With the release day of the iPad fast approaching, it’s time for the usual lucky few to shine their lights on Apple’s new device. As usual, these first-hand reviews by blogging heavyweights are incredibly positive (with a few notable exceptions), and if they are correct in their predictions, then the iPad will change everything in computing.
Walt Mossberg from The Wall Street Journal is as always one of the first to review new Apple devices (or any other major company’s stuff), and he’s very, very positive about the iPad. “After spending hours and hours with it, I believe this beautiful new touch-screen device from Apple has the potential to change portable computing profoundly, and to challenge the primacy of the laptop,” Mossberg writes, “It could even help, eventually, to propel the finger-driven, multitouch user interface ahead of the mouse-driven interface that has prevailed for decades.”
USA Today’s Edward C. Baig also had advance access to an iPAd review unit, and like Mossberg, is equally positive. “The first iPad is a winner,” Baig proclaims, “It stacks up as a formidable electronic-reader rival for Amazon’s Kindle. It gives portable game machines from Nintendo and Sony a run for their money. At the very least, the iPad will likely drum up mass-market interest in tablet computing in ways that longtime tablet visionary and Microsoft co-founder Bill Gates could only dream of.”

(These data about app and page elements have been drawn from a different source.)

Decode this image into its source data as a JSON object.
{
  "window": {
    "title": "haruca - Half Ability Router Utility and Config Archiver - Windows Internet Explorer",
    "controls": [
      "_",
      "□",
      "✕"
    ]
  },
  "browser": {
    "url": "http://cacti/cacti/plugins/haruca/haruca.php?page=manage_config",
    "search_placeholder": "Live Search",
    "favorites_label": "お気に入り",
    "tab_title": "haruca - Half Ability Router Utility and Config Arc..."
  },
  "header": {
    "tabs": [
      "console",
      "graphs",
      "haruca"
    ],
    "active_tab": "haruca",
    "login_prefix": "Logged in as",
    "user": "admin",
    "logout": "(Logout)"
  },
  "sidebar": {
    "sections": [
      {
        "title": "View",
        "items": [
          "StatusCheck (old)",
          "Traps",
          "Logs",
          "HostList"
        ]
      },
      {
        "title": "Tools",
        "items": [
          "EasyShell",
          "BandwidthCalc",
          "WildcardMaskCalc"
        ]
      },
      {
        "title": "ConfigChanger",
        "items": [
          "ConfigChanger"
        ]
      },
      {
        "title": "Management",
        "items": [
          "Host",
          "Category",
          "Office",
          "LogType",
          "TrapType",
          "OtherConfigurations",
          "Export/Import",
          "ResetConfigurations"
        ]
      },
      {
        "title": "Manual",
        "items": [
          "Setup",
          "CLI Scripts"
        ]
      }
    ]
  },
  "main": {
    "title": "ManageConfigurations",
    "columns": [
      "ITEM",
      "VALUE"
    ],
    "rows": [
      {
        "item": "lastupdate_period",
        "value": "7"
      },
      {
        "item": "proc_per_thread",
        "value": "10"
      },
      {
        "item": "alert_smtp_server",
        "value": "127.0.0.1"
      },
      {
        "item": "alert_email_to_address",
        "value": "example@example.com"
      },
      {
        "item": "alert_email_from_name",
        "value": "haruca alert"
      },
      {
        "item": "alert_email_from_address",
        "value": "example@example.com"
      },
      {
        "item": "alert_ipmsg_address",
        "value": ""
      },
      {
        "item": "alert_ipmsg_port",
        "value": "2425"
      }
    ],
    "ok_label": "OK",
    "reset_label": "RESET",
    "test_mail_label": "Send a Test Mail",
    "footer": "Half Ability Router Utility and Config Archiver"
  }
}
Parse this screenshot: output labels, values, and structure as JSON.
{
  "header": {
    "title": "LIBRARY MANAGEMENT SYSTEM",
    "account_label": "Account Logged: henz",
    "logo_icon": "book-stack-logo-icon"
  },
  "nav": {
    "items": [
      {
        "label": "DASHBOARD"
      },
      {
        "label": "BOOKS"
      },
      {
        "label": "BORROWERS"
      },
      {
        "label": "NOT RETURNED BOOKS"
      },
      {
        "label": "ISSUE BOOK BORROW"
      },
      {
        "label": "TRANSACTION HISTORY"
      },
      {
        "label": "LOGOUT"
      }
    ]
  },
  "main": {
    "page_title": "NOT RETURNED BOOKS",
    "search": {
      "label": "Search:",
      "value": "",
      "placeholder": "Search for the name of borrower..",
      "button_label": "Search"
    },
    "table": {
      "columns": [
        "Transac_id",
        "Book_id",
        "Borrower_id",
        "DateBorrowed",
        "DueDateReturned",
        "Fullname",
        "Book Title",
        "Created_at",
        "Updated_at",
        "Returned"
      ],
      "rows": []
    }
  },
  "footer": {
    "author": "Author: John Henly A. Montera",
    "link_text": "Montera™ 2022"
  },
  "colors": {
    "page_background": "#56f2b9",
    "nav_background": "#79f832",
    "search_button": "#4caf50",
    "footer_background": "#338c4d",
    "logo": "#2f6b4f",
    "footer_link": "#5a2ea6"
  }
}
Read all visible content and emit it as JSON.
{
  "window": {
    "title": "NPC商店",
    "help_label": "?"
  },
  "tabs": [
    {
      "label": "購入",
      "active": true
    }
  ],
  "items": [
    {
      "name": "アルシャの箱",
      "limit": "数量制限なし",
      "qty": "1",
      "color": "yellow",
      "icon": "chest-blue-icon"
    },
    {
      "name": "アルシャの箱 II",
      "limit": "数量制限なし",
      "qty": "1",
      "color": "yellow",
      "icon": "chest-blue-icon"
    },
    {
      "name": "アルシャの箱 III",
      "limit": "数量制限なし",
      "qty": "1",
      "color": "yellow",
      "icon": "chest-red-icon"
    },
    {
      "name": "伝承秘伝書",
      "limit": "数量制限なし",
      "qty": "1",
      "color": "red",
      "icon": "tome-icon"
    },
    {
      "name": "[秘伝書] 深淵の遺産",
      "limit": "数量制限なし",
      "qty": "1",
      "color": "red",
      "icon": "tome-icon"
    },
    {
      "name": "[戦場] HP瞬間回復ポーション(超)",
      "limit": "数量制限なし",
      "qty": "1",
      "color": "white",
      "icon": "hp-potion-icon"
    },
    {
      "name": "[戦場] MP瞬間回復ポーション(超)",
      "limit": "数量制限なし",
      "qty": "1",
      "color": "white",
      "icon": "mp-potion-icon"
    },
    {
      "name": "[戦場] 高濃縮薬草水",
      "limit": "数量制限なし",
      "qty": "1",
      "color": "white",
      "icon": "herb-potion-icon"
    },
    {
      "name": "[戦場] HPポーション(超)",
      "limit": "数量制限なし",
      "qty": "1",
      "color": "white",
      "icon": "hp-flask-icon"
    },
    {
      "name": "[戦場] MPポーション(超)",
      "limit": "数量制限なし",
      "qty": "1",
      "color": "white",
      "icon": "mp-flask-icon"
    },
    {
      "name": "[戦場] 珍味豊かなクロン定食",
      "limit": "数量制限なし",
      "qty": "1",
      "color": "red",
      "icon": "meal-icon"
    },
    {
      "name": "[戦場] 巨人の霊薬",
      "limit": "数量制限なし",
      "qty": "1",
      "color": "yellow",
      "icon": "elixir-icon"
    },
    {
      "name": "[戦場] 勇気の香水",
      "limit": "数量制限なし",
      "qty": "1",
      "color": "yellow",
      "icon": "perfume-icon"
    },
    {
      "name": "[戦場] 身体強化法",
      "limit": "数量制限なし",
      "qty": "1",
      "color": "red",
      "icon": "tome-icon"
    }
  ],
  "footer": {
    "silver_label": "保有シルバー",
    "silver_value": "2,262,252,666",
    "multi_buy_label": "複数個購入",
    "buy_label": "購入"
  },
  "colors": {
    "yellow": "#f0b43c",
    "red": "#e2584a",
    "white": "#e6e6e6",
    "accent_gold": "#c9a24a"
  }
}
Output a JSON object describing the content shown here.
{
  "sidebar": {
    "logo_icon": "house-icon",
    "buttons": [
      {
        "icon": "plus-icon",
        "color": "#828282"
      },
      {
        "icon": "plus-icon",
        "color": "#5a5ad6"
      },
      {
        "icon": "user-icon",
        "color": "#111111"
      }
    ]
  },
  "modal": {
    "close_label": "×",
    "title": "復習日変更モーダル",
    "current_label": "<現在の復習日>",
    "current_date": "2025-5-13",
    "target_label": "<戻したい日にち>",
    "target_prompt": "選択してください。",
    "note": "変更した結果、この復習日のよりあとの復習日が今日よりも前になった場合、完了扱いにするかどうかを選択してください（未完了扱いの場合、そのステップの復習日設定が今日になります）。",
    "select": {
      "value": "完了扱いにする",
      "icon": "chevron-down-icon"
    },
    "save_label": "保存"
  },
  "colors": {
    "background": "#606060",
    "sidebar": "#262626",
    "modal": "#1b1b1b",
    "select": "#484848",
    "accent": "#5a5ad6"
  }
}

David Pogue is the one who really seems to get it. He basically wrote two reviews – one for techies, and one for everyone else; both of them start with “The Apple iPad is basically a gigantic iPod Touch”, but the rest is completely different.
In his review for techies, he finds the iBook e-book application unpleasant considering the screen is unreadable in sunlight, while also finding the iPad too heavy for regular reading. He also finds the keyboard unusable, and there’s no Flash, leaving lots of holes while browsing the web. “The bottom line is that you can get a laptop for much less money – with a full keyboard, DVD drive, USB jacks, camera-card slot, camera, the works,” Pogue argues, “Besides: If you’ve already got a laptop and a smartphone, who’s going to carry around a third machine?”
His review for everyone else is much more positive. In this review, the iBook application gets accolades for how it looks and behaves, and iPad-specific applications are lauded for their vividness (like the Marvell comic reader or newspaper applications). “The iPad is so fast and light, the multitouch screen so bright and responsive, the software so easy to navigate, that it really does qualify as a new category of gadget,” Pogue writes, “Some have suggested that it might make a good goof-proof computer for technophobes, the aged and the young; they’re absolutely right.”
There are more reviews out there, but I think you get the gist. The device is getting a very positive reception, it’s just that you really need to fit into the target category: you consume, you do not create.
One consistent positive note between the reviews is the battery life. Apple has joined the fray of tricking consumers with false advertising regarding battery life; Apple claims the iPad can deliver 10 hours of video, but every test shows that it is actually much longer than that – 11, 12 hours. Whatever you’re going to think of the iPad, that is good news.
The iPad is sure looking like a very good device, and I’m sure it will be a major success. I do get weary over those “it will change computing forever!”-claims, since these claims are as old as computing itself, and have come and gone in many forms. Remember thin clients?
Heck, even Microsoft Bob’s type of interface was said to revolutionise computing because it was so easy to use. Eh.